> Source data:
....
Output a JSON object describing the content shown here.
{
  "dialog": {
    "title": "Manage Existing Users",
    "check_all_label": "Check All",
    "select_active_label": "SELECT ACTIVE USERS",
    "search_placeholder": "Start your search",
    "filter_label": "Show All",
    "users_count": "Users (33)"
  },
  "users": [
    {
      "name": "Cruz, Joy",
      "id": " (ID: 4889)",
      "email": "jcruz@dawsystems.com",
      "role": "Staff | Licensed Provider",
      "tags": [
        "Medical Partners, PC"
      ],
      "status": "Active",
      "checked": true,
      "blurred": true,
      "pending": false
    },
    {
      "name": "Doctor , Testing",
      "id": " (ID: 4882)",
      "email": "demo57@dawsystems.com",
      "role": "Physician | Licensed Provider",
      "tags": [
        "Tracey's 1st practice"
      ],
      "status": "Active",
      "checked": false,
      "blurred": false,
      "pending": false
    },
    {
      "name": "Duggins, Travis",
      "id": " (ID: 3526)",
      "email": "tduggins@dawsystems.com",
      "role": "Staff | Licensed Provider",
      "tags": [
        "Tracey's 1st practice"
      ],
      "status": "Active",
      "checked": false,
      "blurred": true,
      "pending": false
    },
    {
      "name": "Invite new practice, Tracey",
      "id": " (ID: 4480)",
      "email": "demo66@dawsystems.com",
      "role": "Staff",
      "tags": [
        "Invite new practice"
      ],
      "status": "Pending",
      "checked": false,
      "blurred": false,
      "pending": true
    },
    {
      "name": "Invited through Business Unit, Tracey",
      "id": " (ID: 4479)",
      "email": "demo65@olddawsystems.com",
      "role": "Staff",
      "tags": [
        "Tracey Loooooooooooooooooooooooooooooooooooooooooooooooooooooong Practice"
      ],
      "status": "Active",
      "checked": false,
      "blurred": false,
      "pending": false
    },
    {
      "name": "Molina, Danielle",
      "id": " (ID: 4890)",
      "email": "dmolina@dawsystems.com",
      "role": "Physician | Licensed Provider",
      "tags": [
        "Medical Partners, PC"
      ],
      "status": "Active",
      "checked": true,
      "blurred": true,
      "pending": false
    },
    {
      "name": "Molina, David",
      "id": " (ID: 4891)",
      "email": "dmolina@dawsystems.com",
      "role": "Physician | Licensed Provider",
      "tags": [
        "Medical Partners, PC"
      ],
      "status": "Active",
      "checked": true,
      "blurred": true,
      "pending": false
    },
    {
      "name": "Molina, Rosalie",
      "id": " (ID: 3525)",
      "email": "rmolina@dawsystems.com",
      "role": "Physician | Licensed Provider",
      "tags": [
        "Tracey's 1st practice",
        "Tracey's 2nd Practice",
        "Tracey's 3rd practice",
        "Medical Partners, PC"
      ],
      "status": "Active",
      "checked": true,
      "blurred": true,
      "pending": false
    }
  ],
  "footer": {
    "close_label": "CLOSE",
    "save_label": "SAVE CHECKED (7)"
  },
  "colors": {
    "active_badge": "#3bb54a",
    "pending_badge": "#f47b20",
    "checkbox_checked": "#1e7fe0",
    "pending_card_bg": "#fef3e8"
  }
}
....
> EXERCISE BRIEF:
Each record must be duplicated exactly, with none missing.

> ANSWER BELOW:
Output a JSON object describing the content shown here.
{
  "dialog": {
    "title": "Manage Existing Users",
    "check_all_label": "Check All",
    "select_active_label": "SELECT ACTIVE USERS",
    "search_placeholder": "Start your search",
    "filter_label": "Show All",
    "users_count": "Users (33)"
  },
  "users": [
    {
      "name": "Cruz, Joy",
      "id": " (ID: 4889)",
      "email": "jcruz@dawsystems.com",
      "role": "Staff | Licensed Provider",
      "tags": [
        "Medical Partners, PC"
      ],
      "status": "Active",
      "checked": true,
      "blurred": true,
      "pending": false
    },
    {
      "name": "Doctor , Testing",
      "id": " (ID: 4882)",
      "email": "demo57@dawsystems.com",
      "role": "Physician | Licensed Provider",
      "tags": [
        "Tracey's 1st practice"
      ],
      "status": "Active",
      "checked": false,
      "blurred": false,
      "pending": false
    },
    {
      "name": "Duggins, Travis",
      "id": " (ID: 3526)",
      "email": "tduggins@dawsystems.com",
      "role": "Staff | Licensed Provider",
      "tags": [
        "Tracey's 1st practice"
      ],
      "status": "Active",
      "checked": false,
      "blurred": true,
      "pending": false
    },
    {
      "name": "Invite new practice, Tracey",
      "id": " (ID: 4480)",
      "email": "demo66@dawsystems.com",
      "role": "Staff",
      "tags": [
        "Invite new practice"
      ],
      "status": "Pending",
      "checked": false,
      "blurred": false,
      "pending": true
    },
    {
      "name": "Invited through Business Unit, Tracey",
      "id": " (ID: 4479)",
      "email": "demo65@olddawsystems.com",
      "role": "Staff",
      "tags": [
        "Tracey Loooooooooooooooooooooooooooooooooooooooooooooooooooooong Practice"
      ],
      "status": "Active",
      "checked": false,
      "blurred": false,
      "pending": false
    },
    {
      "name": "Molina, Danielle",
      "id": " (ID: 4890)",
      "email": "dmolina@dawsystems.com",
      "role": "Physician | Licensed Provider",
      "tags": [
        "Medical Partners, PC"
      ],
      "status": "Active",
      "checked": true,
      "blurred": true,
      "pending": false
    },
    {
      "name": "Molina, David",
      "id": " (ID: 4891)",
      "email": "dmolina@dawsystems.com",
      "role": "Physician | Licensed Provider",
      "tags": [
        "Medical Partners, PC"
      ],
      "status": "Active",
      "checked": true,
      "blurred": true,
      "pending": false
    },
    {
      "name": "Molina, Rosalie",
      "id": " (ID: 3525)",
      "email": "rmolina@dawsystems.com",
      "role": "Physician | Licensed Provider",
      "tags": [
        "Tracey's 1st practice",
        "Tracey's 2nd Practice",
        "Tracey's 3rd practice",
        "Medical Partners, PC"
      ],
      "status": "Active",
      "checked": true,
      "blurred": true,
      "pending": false
    }
  ],
  "footer": {
    "close_label": "CLOSE",
    "save_label": "SAVE CHECKED (7)"
  },
  "colors": {
    "active_badge": "#3bb54a",
    "pending_badge": "#f47b20",
    "checkbox_checked": "#1e7fe0",
    "pending_card_bg": "#fef3e8"
  }
}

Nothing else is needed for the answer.